Coming to Peace with the Big Questions

May Christ bring us all together to everlasting life.  Rule of Benedict

Our hearts are restless, Oh Lord, until they rest in thee. St. Augustine

When Noreen Haiston, 74, was diagnosed two years ago with leukemia, she prayed for strength, worried about her family and wrestled with the question of whether to undergo chemotherapy (she didn’t want to, but acceded to her family’s wishes). In the end, she lost her health, her hair, and nine precious months with her young grandchildren as she underwent a brutal treatment regime that nearly killed her.

Looking back on the experience, Noreen says – incredibly – that she is grateful it happened, grateful to have had the opportunity to grow closer to God. She can help others now as they face similar, life-challenging moments. She is more aware of God’s presence in her.

But, Why did it happen? Why do we suffer? Why must we watch helplessly while those we love suffer? And, finally: Why did God make us in the first place?

Sr. Mary Core, OSB, says that, while the big Why questions have no absolute answers, they are worth asking. Such questions call us to wonder more deeply about life; they call us to explore the wonder. Sometimes, they lead us to moments of knowing. Sr. Mary had an experience like that.

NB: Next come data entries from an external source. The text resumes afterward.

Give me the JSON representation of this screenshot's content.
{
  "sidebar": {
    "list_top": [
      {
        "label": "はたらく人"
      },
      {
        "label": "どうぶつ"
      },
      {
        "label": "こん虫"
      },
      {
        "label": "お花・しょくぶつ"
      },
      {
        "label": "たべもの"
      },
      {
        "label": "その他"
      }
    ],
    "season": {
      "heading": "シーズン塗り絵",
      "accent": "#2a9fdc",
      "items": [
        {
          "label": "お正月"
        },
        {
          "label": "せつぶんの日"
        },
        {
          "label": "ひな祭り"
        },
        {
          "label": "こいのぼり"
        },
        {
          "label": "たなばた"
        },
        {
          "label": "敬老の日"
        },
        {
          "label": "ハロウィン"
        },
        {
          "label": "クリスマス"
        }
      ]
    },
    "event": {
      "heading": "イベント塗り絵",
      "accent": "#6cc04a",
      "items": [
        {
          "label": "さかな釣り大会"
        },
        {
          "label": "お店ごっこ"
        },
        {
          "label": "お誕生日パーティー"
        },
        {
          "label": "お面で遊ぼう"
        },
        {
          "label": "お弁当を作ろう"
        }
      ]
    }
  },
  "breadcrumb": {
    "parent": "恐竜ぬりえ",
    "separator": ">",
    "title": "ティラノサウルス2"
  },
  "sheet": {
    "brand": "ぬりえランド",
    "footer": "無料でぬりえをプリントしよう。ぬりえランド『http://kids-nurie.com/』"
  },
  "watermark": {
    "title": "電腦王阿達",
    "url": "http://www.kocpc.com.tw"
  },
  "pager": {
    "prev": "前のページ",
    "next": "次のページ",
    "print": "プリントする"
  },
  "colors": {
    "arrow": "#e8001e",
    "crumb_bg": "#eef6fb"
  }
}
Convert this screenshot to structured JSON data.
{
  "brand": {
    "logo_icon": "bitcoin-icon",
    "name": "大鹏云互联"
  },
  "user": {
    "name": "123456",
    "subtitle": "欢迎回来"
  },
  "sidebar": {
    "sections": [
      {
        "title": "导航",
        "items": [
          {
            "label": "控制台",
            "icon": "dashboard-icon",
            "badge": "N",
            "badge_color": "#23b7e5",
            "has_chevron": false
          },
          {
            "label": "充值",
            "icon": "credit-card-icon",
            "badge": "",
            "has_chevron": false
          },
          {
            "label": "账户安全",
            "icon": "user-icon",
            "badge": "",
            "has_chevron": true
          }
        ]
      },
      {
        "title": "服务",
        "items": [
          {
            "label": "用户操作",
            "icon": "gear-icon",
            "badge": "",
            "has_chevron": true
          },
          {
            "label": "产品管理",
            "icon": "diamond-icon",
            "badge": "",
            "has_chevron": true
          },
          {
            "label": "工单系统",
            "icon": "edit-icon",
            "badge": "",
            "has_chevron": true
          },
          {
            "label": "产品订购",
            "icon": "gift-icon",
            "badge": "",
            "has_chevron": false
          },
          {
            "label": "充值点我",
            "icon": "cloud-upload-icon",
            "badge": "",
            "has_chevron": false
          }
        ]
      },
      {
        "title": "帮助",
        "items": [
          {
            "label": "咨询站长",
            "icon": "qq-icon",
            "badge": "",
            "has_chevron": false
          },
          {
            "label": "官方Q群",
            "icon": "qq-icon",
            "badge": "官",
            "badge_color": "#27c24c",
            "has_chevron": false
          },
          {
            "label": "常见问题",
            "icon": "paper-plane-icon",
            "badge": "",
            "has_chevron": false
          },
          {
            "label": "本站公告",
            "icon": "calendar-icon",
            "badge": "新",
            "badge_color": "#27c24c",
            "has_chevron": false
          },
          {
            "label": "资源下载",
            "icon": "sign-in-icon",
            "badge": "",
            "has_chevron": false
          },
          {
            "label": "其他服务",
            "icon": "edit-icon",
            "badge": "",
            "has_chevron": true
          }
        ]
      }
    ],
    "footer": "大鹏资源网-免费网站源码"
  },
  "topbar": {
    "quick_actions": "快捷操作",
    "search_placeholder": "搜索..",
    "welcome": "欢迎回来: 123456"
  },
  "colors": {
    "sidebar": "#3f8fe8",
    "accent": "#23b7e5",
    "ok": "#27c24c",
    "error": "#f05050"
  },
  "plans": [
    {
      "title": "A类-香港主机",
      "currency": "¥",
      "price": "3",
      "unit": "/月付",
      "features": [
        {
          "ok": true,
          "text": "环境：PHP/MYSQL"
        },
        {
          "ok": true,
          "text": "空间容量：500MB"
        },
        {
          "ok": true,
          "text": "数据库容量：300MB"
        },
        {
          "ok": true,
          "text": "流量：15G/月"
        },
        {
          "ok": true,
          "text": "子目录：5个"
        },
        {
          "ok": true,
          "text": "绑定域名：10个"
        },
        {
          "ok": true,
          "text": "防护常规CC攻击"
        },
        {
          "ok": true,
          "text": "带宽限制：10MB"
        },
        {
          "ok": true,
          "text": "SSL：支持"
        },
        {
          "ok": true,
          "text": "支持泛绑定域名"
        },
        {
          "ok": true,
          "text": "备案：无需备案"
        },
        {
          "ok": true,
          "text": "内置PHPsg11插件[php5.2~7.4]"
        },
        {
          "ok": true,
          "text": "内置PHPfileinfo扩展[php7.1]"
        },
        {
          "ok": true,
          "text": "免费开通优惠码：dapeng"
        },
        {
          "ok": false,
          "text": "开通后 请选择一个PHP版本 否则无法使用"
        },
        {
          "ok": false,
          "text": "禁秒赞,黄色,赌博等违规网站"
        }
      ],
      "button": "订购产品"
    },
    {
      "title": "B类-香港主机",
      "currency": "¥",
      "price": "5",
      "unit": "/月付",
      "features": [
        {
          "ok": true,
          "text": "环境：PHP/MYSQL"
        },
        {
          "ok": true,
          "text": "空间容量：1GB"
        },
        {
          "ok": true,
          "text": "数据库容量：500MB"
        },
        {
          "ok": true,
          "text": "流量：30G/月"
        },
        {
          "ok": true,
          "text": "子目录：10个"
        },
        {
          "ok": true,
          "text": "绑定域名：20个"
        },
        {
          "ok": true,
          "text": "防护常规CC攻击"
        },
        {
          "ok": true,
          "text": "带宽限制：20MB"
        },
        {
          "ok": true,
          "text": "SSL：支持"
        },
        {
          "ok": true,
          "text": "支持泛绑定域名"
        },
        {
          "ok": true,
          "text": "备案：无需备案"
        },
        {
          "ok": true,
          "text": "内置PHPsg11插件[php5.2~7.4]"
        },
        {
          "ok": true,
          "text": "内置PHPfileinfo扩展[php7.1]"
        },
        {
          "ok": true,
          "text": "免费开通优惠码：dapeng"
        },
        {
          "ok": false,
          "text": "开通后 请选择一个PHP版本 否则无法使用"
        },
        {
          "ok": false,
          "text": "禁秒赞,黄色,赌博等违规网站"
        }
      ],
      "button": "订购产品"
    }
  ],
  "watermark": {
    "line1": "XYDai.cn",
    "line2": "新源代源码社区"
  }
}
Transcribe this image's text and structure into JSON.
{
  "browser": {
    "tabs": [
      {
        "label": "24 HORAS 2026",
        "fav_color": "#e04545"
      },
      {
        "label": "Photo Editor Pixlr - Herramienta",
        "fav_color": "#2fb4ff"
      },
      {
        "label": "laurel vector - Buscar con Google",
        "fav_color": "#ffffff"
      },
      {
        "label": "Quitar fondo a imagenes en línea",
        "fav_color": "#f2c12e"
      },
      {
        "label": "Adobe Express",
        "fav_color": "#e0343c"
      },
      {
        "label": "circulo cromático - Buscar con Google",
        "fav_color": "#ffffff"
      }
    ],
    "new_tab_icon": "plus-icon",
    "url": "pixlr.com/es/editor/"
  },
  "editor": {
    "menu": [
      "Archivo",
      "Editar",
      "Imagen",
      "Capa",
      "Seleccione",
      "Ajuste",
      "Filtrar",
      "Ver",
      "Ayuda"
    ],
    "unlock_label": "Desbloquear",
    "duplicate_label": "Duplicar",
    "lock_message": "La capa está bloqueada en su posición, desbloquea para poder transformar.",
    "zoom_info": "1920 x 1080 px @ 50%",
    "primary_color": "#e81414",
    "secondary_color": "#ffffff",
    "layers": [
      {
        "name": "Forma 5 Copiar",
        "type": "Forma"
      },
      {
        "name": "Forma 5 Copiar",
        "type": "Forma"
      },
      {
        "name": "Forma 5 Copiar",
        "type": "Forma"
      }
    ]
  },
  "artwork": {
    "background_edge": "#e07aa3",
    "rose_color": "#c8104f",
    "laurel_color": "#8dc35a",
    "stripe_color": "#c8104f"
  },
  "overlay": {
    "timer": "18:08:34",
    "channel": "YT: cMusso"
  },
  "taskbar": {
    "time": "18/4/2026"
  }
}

“I was at Mount St. Helens a few years after it erupted,” Sr. Mary says. “All you could see was mile after mile of ash and devastation. It was incredible. You couldn’t help but think, Why? Then I saw a tiny little flower sticking up through the ash. Everyone had believed that nothing would ever grow there again, and yet here was this delicate little flower. I had a momentary sense of the absolute presence of God. It was the most important moment of knowing in my life. The memory of that moment still gives me peace.”

The impetus for our questioning varies, of course. Experiencing a tragedy will have most of us asking why, as will the loss of a loved one, one’s own health, or a cherished dream. For Sr. Beatrice Flauhaven, OSB, a big why occurred 70 years ago, when a car accident nearly took her life. Since then, she has spoken haltingly, used a walker and strained to remember things that happened five minutes ago.

“I was thrown from the car,” she says. “I was unconscious for a long time, and had amnesia after that. My first memory is of waking up in the hospital and seeing all these people that I didn’t recognize. They were my Sisters and family and friends. I couldn’t communicate to them. I had double vision.

“I asked the Lord why. I was frustrated and very, very down. With the help of my Sisters and friends, I got through it. And I kept trusting in God. I’ve never felt like I could answer the big question, but trust has led me to peace.”

And maybe peace is good enough. For Sr. Marlene Miller, OSB, peace comes courtesy of a willingness to coexist with Why. “Why did God send his only son to suffer and die?” she asks. “That won’t be answered until we’re on the other side. I can live with that.”

For those who can’t, who struggle with not understanding, Sr. Mary suggests approaching the big questions with reverence.

“We will never have all the answers,” she says. “Live in the questions. Jump in and swim in them. Be aware, though, that you might be given answers that you don’t expect or want. When they aren’t enough, remember that your dissatisfaction and your discomfort represents your longing for God. Wanting answers is really a longing for God.”

As for the biggest question - Why are we here? - Noreen’s had plenty of time to ponder it, and she has an answer ready.

“God didn’t need us,” she says. “God was perfectly happy without us. But the happiest thing in life is being with family and friends. There’s nothing else like it. I love being surrounded by my loved ones. And I think God needed that, too. God wanted to be happier, so we were invented.”

Sr. Mary agrees. “I believe God wants to share,” Sr. Mary says. “But life will never feel completely comfortable to us, because we long constantly for union with God. Although union won’t be complete until the next life, we come close in this life when we are at peace. We come close when we love or experience a moment of oneness with God like I did on Mount St. Helens. The sudden absence of that peace – someone through whom we sensed the presence of God dies or betrays us, for example – leaves a painful gap.  

“God created every one of us to be free to ask the questions. Free to slow down enough to sense the answers. I think God did that so we are able to stay interested, to wonder, to ask Why. It’s a gift of wonder.”

So keep asking, keep listening. And be grateful for the moments of knowing – of peace - when they arrive.